[INPUT DATA Boundary: Start]

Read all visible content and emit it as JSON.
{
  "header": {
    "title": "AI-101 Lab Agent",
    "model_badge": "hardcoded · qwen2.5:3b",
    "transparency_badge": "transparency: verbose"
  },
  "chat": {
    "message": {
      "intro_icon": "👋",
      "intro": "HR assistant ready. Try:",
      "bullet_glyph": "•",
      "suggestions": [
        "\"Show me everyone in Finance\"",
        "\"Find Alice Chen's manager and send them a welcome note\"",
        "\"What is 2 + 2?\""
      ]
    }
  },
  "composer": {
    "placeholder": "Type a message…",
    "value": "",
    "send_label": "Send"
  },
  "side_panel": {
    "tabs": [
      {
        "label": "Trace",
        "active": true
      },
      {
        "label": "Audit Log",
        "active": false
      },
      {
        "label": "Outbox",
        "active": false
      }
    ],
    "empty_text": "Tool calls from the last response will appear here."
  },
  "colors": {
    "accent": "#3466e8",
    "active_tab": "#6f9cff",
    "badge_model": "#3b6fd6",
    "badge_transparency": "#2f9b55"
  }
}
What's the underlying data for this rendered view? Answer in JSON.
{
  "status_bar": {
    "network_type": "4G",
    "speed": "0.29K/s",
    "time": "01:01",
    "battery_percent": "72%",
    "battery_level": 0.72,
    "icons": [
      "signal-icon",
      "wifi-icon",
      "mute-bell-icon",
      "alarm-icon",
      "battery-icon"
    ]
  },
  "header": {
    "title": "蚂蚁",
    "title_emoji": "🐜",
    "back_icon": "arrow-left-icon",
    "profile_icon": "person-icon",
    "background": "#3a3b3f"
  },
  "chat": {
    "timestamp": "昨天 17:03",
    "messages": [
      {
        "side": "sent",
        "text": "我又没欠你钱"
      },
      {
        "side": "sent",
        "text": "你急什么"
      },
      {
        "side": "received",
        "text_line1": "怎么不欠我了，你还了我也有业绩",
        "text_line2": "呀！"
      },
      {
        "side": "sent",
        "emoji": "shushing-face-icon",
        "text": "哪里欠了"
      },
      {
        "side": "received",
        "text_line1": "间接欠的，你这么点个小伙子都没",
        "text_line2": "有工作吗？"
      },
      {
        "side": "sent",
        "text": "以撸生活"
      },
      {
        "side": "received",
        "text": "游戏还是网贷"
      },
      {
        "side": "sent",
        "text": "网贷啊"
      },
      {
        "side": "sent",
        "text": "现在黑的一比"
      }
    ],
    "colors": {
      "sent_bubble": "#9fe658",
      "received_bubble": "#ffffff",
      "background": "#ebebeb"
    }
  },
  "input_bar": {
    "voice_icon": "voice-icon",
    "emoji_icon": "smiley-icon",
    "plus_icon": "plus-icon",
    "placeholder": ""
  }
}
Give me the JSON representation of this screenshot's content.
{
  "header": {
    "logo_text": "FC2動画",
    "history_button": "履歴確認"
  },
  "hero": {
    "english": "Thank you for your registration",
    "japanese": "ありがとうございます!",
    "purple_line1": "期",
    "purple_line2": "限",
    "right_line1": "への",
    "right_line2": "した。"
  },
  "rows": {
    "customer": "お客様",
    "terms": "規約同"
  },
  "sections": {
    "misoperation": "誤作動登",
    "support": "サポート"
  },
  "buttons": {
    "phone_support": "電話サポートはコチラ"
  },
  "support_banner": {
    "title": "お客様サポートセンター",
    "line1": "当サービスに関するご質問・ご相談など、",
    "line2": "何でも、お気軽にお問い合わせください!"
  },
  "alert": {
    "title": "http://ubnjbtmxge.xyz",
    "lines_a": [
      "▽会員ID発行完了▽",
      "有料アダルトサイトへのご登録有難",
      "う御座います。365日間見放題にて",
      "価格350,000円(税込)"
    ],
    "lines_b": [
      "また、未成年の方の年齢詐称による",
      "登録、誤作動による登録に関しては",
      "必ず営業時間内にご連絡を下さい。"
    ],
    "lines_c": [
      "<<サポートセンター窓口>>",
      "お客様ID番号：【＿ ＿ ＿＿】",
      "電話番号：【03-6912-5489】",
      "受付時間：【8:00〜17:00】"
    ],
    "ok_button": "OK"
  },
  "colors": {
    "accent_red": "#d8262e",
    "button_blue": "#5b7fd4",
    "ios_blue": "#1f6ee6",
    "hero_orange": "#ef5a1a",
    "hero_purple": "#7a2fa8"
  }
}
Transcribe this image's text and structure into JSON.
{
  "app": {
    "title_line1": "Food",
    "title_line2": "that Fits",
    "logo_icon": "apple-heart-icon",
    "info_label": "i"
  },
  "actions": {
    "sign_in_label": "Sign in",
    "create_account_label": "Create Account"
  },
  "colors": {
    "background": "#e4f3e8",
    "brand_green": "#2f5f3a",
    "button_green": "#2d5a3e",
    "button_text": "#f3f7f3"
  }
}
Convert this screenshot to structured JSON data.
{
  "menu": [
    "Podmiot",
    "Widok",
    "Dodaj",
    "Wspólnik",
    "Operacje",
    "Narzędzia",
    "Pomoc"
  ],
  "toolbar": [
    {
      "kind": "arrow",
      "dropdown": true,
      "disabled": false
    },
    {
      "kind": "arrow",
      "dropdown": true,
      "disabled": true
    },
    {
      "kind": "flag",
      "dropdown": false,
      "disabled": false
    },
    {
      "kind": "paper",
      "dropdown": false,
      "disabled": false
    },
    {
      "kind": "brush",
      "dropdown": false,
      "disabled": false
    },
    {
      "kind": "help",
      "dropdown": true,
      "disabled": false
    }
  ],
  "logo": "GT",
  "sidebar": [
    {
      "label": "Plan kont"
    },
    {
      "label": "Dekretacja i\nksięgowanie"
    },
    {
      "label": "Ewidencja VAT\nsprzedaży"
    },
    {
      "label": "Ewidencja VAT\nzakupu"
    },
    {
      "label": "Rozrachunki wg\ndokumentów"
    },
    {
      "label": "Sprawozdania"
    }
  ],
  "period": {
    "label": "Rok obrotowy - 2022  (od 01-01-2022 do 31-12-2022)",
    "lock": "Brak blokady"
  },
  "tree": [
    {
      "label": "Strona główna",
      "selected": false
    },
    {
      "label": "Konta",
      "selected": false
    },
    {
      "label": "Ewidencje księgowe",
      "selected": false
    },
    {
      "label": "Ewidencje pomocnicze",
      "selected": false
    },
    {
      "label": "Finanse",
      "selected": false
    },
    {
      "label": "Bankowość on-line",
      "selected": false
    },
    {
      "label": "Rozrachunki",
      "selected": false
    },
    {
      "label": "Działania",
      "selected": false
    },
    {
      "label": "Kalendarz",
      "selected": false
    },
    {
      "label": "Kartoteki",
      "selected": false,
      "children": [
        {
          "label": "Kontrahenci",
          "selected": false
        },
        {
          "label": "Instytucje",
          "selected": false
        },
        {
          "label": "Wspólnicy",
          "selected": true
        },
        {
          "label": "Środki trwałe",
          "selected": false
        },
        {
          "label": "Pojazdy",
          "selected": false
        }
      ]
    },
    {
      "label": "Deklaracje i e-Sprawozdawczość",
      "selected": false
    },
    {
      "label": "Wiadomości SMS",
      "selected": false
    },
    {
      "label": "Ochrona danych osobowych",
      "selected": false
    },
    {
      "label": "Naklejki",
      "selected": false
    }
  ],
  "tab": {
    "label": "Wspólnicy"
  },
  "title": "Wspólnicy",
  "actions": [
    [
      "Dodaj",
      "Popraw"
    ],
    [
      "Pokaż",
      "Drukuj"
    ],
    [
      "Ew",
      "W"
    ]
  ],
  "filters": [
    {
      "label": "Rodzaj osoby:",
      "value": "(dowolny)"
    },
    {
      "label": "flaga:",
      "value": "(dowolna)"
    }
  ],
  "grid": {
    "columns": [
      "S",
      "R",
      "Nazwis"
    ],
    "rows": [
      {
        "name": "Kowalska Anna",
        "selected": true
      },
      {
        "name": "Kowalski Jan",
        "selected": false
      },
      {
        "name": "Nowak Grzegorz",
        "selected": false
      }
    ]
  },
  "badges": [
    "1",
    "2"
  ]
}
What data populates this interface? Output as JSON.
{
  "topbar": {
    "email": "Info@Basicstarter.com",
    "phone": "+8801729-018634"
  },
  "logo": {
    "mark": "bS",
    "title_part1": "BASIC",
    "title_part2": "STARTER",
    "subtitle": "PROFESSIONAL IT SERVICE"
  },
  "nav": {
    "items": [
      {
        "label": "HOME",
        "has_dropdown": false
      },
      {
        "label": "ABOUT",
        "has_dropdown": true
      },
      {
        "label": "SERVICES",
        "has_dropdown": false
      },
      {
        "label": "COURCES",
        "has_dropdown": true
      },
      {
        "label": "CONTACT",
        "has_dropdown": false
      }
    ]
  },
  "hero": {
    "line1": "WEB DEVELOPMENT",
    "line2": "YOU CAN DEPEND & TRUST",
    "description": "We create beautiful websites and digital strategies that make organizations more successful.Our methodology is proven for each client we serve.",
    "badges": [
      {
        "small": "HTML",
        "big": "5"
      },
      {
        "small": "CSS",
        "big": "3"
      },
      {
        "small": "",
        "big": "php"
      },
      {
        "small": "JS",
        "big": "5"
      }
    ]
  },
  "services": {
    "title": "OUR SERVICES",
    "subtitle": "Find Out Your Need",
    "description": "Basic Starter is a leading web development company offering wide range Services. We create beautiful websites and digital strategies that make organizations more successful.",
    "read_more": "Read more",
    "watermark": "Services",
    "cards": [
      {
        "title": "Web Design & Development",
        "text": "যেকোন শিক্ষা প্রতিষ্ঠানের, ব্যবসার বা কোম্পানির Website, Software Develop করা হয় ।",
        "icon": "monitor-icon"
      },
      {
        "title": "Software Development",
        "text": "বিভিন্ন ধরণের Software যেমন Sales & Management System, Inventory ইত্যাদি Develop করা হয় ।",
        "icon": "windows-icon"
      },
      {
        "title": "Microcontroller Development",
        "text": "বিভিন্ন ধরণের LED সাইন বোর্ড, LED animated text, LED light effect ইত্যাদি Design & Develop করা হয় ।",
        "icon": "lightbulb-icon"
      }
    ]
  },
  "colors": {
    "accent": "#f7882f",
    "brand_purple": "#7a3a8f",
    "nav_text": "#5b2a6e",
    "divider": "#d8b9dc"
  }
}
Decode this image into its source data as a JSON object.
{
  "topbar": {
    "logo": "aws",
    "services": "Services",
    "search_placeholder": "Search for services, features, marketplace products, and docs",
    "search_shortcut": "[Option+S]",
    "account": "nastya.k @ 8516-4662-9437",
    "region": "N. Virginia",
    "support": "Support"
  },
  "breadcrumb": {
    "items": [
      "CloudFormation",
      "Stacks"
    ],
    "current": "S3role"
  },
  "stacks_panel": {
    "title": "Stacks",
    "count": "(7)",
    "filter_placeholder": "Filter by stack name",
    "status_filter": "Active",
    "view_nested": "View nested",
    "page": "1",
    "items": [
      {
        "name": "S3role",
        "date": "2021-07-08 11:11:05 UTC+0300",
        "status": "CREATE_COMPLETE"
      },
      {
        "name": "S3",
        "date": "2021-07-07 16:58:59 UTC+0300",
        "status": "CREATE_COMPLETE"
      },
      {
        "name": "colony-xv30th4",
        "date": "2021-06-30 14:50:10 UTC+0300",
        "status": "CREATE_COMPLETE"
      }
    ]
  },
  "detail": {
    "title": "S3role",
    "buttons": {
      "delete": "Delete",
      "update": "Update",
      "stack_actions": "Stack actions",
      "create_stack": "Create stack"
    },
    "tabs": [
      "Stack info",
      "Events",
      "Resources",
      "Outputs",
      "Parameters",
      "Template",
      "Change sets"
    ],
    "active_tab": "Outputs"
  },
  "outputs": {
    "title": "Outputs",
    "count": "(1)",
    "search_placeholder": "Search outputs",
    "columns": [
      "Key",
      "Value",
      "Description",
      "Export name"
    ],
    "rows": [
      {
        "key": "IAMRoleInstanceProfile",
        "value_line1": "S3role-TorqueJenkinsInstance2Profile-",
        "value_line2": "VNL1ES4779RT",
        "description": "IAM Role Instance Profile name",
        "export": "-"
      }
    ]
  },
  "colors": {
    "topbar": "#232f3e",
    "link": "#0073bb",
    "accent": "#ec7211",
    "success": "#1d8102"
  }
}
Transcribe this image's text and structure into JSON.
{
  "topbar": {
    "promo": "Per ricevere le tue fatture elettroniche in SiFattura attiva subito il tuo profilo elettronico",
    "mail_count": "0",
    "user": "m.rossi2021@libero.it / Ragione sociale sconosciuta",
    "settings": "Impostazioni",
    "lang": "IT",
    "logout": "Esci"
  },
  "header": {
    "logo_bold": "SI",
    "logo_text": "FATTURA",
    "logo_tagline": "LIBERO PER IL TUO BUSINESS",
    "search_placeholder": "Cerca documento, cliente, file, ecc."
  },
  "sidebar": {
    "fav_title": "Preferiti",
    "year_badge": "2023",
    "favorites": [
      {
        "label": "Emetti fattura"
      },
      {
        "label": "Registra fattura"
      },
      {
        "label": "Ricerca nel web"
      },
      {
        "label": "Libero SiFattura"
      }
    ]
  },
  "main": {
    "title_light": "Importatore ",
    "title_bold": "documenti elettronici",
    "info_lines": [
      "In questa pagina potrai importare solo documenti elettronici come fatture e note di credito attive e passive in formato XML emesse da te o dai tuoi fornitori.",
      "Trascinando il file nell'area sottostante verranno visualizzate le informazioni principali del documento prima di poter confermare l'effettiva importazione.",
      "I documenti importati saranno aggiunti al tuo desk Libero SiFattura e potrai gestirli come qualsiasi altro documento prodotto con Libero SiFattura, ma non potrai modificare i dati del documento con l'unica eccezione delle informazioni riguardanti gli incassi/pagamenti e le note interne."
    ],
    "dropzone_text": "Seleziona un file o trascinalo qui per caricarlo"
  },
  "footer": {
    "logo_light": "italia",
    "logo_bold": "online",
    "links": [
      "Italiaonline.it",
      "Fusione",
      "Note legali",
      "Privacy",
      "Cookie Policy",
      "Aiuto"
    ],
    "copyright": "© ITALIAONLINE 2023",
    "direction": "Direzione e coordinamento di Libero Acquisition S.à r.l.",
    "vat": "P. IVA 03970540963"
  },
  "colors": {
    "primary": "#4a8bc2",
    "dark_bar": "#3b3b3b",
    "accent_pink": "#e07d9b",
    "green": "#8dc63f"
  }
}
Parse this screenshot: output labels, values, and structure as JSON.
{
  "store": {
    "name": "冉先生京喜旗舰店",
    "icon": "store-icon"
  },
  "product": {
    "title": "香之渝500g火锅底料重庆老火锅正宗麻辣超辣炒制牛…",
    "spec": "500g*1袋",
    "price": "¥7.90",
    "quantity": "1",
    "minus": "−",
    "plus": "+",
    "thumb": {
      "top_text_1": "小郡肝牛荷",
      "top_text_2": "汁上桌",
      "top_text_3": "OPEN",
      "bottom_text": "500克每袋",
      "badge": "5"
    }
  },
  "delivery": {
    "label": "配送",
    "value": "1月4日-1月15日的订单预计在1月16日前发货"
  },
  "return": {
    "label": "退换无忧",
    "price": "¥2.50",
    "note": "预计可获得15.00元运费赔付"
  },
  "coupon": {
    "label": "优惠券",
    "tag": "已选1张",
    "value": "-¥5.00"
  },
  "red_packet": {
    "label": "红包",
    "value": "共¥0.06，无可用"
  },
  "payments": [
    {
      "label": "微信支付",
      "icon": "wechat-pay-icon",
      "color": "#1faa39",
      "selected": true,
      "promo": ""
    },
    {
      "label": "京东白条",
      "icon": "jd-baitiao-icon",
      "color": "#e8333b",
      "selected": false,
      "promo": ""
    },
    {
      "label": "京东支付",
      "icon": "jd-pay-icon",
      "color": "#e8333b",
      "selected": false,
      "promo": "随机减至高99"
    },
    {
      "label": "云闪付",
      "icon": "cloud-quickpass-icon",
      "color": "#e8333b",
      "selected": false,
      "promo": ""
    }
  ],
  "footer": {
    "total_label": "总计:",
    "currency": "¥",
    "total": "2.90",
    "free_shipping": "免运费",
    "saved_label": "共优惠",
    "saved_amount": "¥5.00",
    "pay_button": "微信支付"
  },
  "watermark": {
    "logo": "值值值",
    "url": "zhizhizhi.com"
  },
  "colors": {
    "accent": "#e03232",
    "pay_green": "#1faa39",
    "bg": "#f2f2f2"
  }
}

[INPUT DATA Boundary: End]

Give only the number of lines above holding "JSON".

### YOUR SOLUTION
9